 How is Great Horned Mom going to be able to incubate and feed her owlettes or even keep the eggs warm as she'll have to hunt if she is widowed.  Unless of course,  Mr GHO has found a very hidden spot to watch over things.

Poor Vince.  He's not yet given up and started to court a new female.  Which cements the fact that he doesn't know what happened to Rose either. He wouldn't though if she was off in GHO territory and he was guarding their territory closely as males are prone to do at this time of year.

If Vince takes a new mate, I'm assuming he will this season though a little late as there are always available mates in the floater population, and if Rose did meet her demise doing in the male GHO, she'll have given the gift of some GHO safety to Vince's offspring.

 I doubt very much that Rose's death was due to a female RTH.  Vince would have helped in the battle.  And having seen many an incursion into PM's, Tristan's and Norman's territories,  one RTH is no match for an experienced pair.  Besides in that case, Vince would know what happened to Rose and not be looking for her.
You are so right.  We may very well never know what happened to Rose with finality but at this point I fear too, that we must  bid her farewell.  She has left us her biological legacy of  many well raised human habituated young hawks to return to their natal areas when mature and continue to raise their families in our urban landscapes.

Rest in peace beautiful fierce courageous Rose.  We shall miss you.

 Rosie returns from a break on Monday and gives the window a stare as Bobby slowly leaves the three eggs.  

At dusk Bobby returned with a rat for Rosie.  She got off the bowl and left again leaving the rat behind.  

And Red-tail expert John Blakeman answers some questions in an article in Monday's Philadelphia Inquirer-
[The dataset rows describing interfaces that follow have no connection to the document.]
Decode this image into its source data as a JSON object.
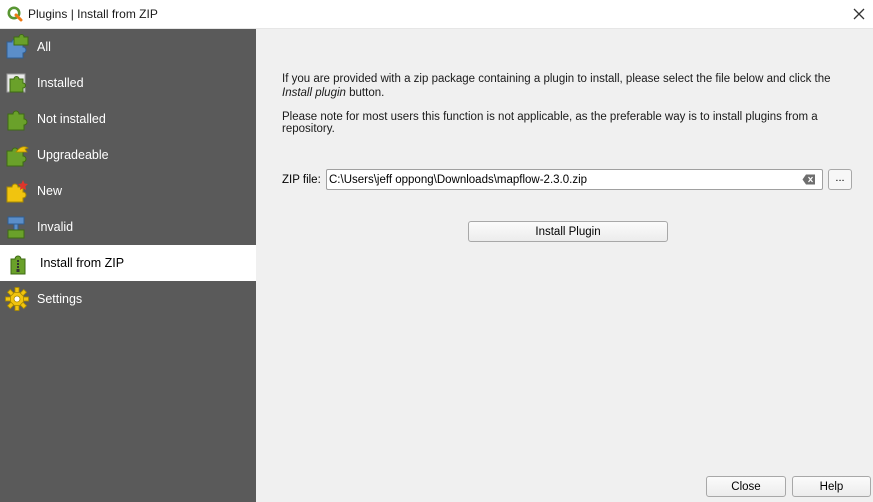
{
  "window": {
    "title": "Plugins | Install from ZIP",
    "icon": "qgis-icon"
  },
  "sidebar": {
    "items": [
      {
        "label": "All",
        "icon": "puzzle-all-icon",
        "active": false
      },
      {
        "label": "Installed",
        "icon": "puzzle-installed-icon",
        "active": false
      },
      {
        "label": "Not installed",
        "icon": "puzzle-not-installed-icon",
        "active": false
      },
      {
        "label": "Upgradeable",
        "icon": "puzzle-upgradeable-icon",
        "active": false
      },
      {
        "label": "New",
        "icon": "puzzle-new-icon",
        "active": false
      },
      {
        "label": "Invalid",
        "icon": "puzzle-invalid-icon",
        "active": false
      },
      {
        "label": "Install from ZIP",
        "icon": "zip-install-icon",
        "active": true
      },
      {
        "label": "Settings",
        "icon": "gear-icon",
        "active": false
      }
    ]
  },
  "main": {
    "intro_before": "If you are provided with a zip package containing a plugin to install, please select the file below and click the ",
    "intro_italic": "Install plugin",
    "intro_after": " button.",
    "note": "Please note for most users this function is not applicable, as the preferable way is to install plugins from a repository.",
    "zip_label": "ZIP file:",
    "zip_value": "C:\\Users\\jeff oppong\\Downloads\\mapflow-2.3.0.zip",
    "browse_label": "...",
    "install_button": "Install Plugin"
  },
  "footer": {
    "close_label": "Close",
    "help_label": "Help"
  },
  "colors": {
    "sidebar_bg": "#5a5a5a",
    "puzzle_green": "#6aa12a",
    "puzzle_blue": "#5b8ec9",
    "star_red": "#e0352b",
    "gear_yellow": "#f1c40f"
  }
}
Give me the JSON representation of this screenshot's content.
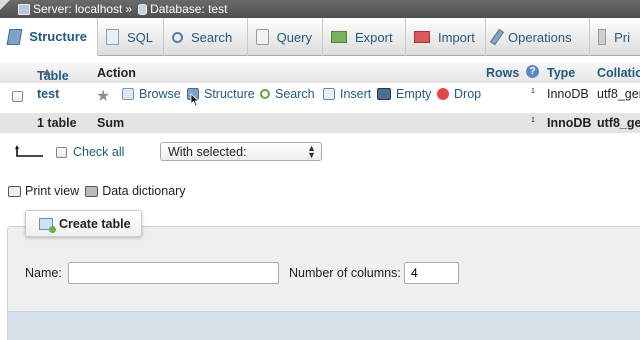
{
  "breadcrumb": {
    "server": "Server: localhost",
    "separator": "»",
    "database": "Database: test"
  },
  "tabs": [
    {
      "label": "Structure",
      "icon": "structure-icon",
      "active": true
    },
    {
      "label": "SQL",
      "icon": "sql-icon"
    },
    {
      "label": "Search",
      "icon": "search-icon"
    },
    {
      "label": "Query",
      "icon": "query-icon"
    },
    {
      "label": "Export",
      "icon": "export-icon"
    },
    {
      "label": "Import",
      "icon": "import-icon"
    },
    {
      "label": "Operations",
      "icon": "operations-icon"
    },
    {
      "label": "Pri",
      "icon": "privileges-icon"
    }
  ],
  "table_header": {
    "table": "Table",
    "action": "Action",
    "rows": "Rows",
    "help": "?",
    "type": "Type",
    "collation": "Collatio"
  },
  "table_row": {
    "name": "test",
    "actions": {
      "browse": "Browse",
      "structure": "Structure",
      "search": "Search",
      "insert": "Insert",
      "empty": "Empty",
      "drop": "Drop"
    },
    "rows": "1",
    "type": "InnoDB",
    "collation": "utf8_ger"
  },
  "summary_row": {
    "count": "1 table",
    "label": "Sum",
    "rows": "1",
    "type": "InnoDB",
    "collation": "utf8_ger"
  },
  "check_bar": {
    "check_all": "Check all",
    "with_selected": "With selected:"
  },
  "links": {
    "print_view": "Print view",
    "data_dictionary": "Data dictionary"
  },
  "create_table": {
    "button": "Create table",
    "name_label": "Name:",
    "name_value": "",
    "columns_label": "Number of columns:",
    "columns_value": "4"
  },
  "colors": {
    "link": "#235a81",
    "breadcrumb_bg": "#5a5a5a",
    "summary_bg": "#e4e4e4"
  }
}
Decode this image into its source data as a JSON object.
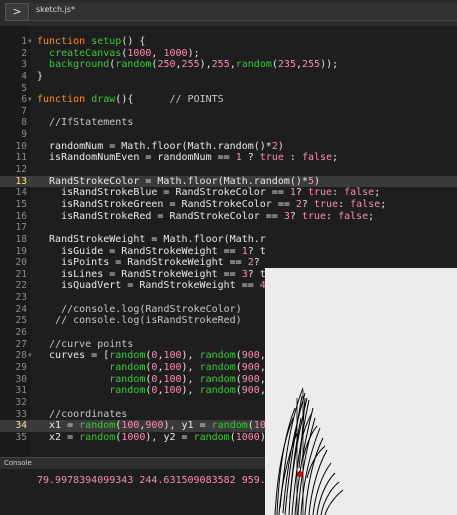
{
  "topbar": {
    "toggle_label": ">",
    "file_tab": "sketch.js*"
  },
  "code_lines": [
    {
      "n": "1",
      "fold": true,
      "html": "<span class='k'>function</span> <span class='f'>setup</span>() {"
    },
    {
      "n": "2",
      "html": "  <span class='f'>createCanvas</span>(<span class='n'>1000</span>, <span class='n'>1000</span>);"
    },
    {
      "n": "3",
      "html": "  <span class='f'>background</span>(<span class='f'>random</span>(<span class='n'>250</span>,<span class='n'>255</span>),<span class='n'>255</span>,<span class='f'>random</span>(<span class='n'>235</span>,<span class='n'>255</span>));"
    },
    {
      "n": "4",
      "html": "}"
    },
    {
      "n": "5",
      "html": ""
    },
    {
      "n": "6",
      "fold": true,
      "html": "<span class='k'>function</span> <span class='f'>draw</span>(){      <span class='c'>// POINTS</span>"
    },
    {
      "n": "7",
      "html": ""
    },
    {
      "n": "8",
      "html": "  <span class='c'>//IfStatements</span>"
    },
    {
      "n": "9",
      "html": ""
    },
    {
      "n": "10",
      "html": "  randomNum = Math.floor(Math.random()*<span class='n'>2</span>)"
    },
    {
      "n": "11",
      "html": "  isRandomNumEven = randomNum == <span class='n'>1</span> ? <span class='n'>true</span> : <span class='n'>false</span>;"
    },
    {
      "n": "12",
      "html": ""
    },
    {
      "n": "13",
      "current": true,
      "html": "  RandStrokeColor = Math.floor(Math.random()*<span class='n'>5</span>)"
    },
    {
      "n": "14",
      "html": "    isRandStrokeBlue = RandStrokeColor == <span class='n'>1</span>? <span class='n'>true</span>: <span class='n'>false</span>;"
    },
    {
      "n": "15",
      "html": "    isRandStrokeGreen = RandStrokeColor == <span class='n'>2</span>? <span class='n'>true</span>: <span class='n'>false</span>;"
    },
    {
      "n": "16",
      "html": "    isRandStrokeRed = RandStrokeColor == <span class='n'>3</span>? <span class='n'>true</span>: <span class='n'>false</span>;"
    },
    {
      "n": "17",
      "html": ""
    },
    {
      "n": "18",
      "html": "  RandStrokeWeight = Math.floor(Math.r"
    },
    {
      "n": "19",
      "html": "    isGuide = RandStrokeWeight == <span class='n'>1</span>? t"
    },
    {
      "n": "20",
      "html": "    isPoints = RandStrokeWeight == <span class='n'>2</span>?"
    },
    {
      "n": "21",
      "html": "    isLines = RandStrokeWeight == <span class='n'>3</span>? t"
    },
    {
      "n": "22",
      "html": "    isQuadVert = RandStrokeWeight == <span class='n'>4</span>"
    },
    {
      "n": "23",
      "html": ""
    },
    {
      "n": "24",
      "html": "    <span class='c'>//console.log(RandStrokeColor)</span>"
    },
    {
      "n": "25",
      "html": "   <span class='c'>// console.log(isRandStrokeRed)</span>"
    },
    {
      "n": "26",
      "html": ""
    },
    {
      "n": "27",
      "html": "  <span class='c'>//curve points</span>"
    },
    {
      "n": "28",
      "fold": true,
      "html": "  curves = [<span class='f'>random</span>(<span class='n'>0</span>,<span class='n'>100</span>), <span class='f'>random</span>(<span class='n'>900</span>,"
    },
    {
      "n": "29",
      "html": "            <span class='f'>random</span>(<span class='n'>0</span>,<span class='n'>100</span>), <span class='f'>random</span>(<span class='n'>900</span>,"
    },
    {
      "n": "30",
      "html": "            <span class='f'>random</span>(<span class='n'>0</span>,<span class='n'>100</span>), <span class='f'>random</span>(<span class='n'>900</span>,"
    },
    {
      "n": "31",
      "html": "            <span class='f'>random</span>(<span class='n'>0</span>,<span class='n'>100</span>), <span class='f'>random</span>(<span class='n'>900</span>,"
    },
    {
      "n": "32",
      "html": ""
    },
    {
      "n": "33",
      "html": "  <span class='c'>//coordinates</span>"
    },
    {
      "n": "34",
      "current": true,
      "html": "  x1 = <span class='f'>random</span>(<span class='n'>100</span>,<span class='n'>900</span>), y1 = <span class='f'>random</span>(<span class='n'>10</span>"
    },
    {
      "n": "35",
      "html": "  x2 = <span class='f'>random</span>(<span class='n'>1000</span>), y2 = <span class='f'>random</span>(<span class='n'>1000</span>)"
    }
  ],
  "console": {
    "label": "Console",
    "output": "79.9978394099343 244.631509083582 959.."
  },
  "colors": {
    "keyword": "#ff8c1a",
    "function": "#3ec43e",
    "number": "#f48fb1",
    "comment": "#c7c7c7",
    "canvas_bg": "#ececec",
    "stroke": "#000000",
    "dot": "#cc0000"
  }
}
All appears to be going well at the Franklin Institute nest of Mom and T2 also.  They also now have three eggs.

The number of eggs in a season ordinarily depends on the prey depth and the hawks ability to avail themselves of that prey.   The deeper the prey depth, and the better the hunter,  the higher the number of eggs.   

Within reason of course.  They aren't ducks.

Al Olsen reports that the Fifth Avenue nest is progressing nicely.

Isolde as is usual this time of year, is keeping close in the nest behind St. Andrew's elbow at The Cathedral Church of St. John the Divine.
CPW Hawk
Photo courtesy of Rob Schmunk,

Rob Schmunk has some lovely photos and updates on the new nest of the Red-tailed Pair at Central Park West and 92nd Street.  Take a look.   http://morningsidehawks.blogspot.com/

Donegal Browne

1 comment:

sally said...

Farewell Rose! Sorry to read this and like you hoping that it was in the natural course of events rather than man-made. Thank you for the updates. I hope Vince takes a mate soon and continues the legacy.